That means the company’s cost per share for the entire program so far has been roughly $47/share, or roughly 25% of current share prices of $167 / share. Given that the company used 16% of the market capitalization to repurchase shares at these prices, the buyback program has had a substantial effect on the company’s current value.
However, to continue the effects going forward, it’ll be hard. Since 2012, the company has repurchased roughly 40% of its outstanding shares at the time or 4% annually. To continue, the company would have to spend more than $100 billion annually on buybacks, or more than double the rate it’s spent on buybacks so far.
Apple has had a modest but steadily increasing dividend.
Apple’s initial dividend was impressive at more than 2%. Unfortunately for the company, multiple expansion has caused that dividend to decrease substantially despite increasing dividend payouts. That’s now at roughly 0.5% yield, and given the company’s FCF yield, we don’t see that increasing significantly in the future.
Specifically, a 2.5% dividend yield would now cost the company more than $70 billion annualized, a significant part of its FCF.
Apple FCF Yield
Apple’s issue versus its current valuation is its FCF yield.
Apple has dramatically increased its net income YOY on the back of much slower revenue growth. Part of that has been accelerated by COVID-19 related growth but the company has earned almost $95 billion in net income, or an FCF yield of roughly 3%. The company’s operating expenses have increased by 10% but it’s been supported by a 30% growth in net sales.
However, despite this substantial earnings growth, the company’s low FCF yield still hurts its shareholder returns. A 10% dividend growth, as stated potentially, would take dividends to a mere 0.6%, and similarly $80 billion in annual buybacks would utilize most of the company’s cash flow and take total shareholder returns to roughly 3.5%.
Among the company’s issues is stock-based compensation expense approaching $8 billion annually. That’s a very real part of the company’s operating costs, and it’s not expected to go down anytime soon. It costs the company roughly 10% of its allocated buybacks or roughly 0.3% of its market capitalization.
Apple has achieved consistent revenue growth, however, the revenue has gone through cycles of boom and bust.
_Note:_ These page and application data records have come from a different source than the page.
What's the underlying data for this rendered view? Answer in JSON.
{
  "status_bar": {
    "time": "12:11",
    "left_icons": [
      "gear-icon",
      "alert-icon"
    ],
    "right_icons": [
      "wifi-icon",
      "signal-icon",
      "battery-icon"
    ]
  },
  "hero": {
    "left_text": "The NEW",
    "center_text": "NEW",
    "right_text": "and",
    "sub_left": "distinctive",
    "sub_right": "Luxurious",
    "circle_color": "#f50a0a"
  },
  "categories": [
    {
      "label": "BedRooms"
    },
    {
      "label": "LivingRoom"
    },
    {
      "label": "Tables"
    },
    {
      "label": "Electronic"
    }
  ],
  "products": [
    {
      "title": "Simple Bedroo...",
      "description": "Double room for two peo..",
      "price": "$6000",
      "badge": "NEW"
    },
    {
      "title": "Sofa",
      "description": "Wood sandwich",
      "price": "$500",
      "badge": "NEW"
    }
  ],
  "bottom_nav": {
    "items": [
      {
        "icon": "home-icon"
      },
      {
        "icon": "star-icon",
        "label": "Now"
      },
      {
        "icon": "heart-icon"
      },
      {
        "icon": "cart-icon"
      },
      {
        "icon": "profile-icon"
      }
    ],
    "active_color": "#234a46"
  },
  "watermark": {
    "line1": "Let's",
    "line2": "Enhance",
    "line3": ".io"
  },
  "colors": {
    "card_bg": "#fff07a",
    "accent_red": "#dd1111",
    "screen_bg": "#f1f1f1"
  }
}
Specifically, especially for iPad and Mac sales, Covid-19 related trends have consistently helped the company’s revenue, which has grown substantially over the past year. However, we expect that growth to peter out from a combination of return to the office and the impacts of inflation on budgets for replacing higher-end items.
With a 3% FCF yield, Apple needs to achieve significant continued growth to justify its valuation. Profits and cash flow need to expand significantly from current incredibly high levels because of the pandemic, which would hurt the company’s ability to provide continued shareholder returns.
The largest risk to our thesis is Apple’s brand. Apple has the most valuable brand in the world and has built up substantial loyalty from impressive products. The company, versus a decade ago, now has the AirPods and Apple Watch as products that most iPhone users purchase and consider essential as part of the “ecosystem.”
There’s no guarantee the company won’t be able to launch more products like that, increasing earnings growth and minimizing its valuation.
Expectations are that with Apple’s next earnings, the company could expand its buyback program and dividends significantly. Unfortunately for investors, when you’re approaching a $3 trillion market capitalization, you need a massive capital program in order to move the needle. The company has spent ~$500 billion on buybacks, which only moved the needle at below current prices.
The company’s FCF yield means that with dividends plus share buybacks, the company will be able to move share prices substantially. The company will be spending $10s of billions if not $100s of billions in cash, but struggle with its current valuation to generate continued shareholder returns. In our view, that makes the company a less valuable investment.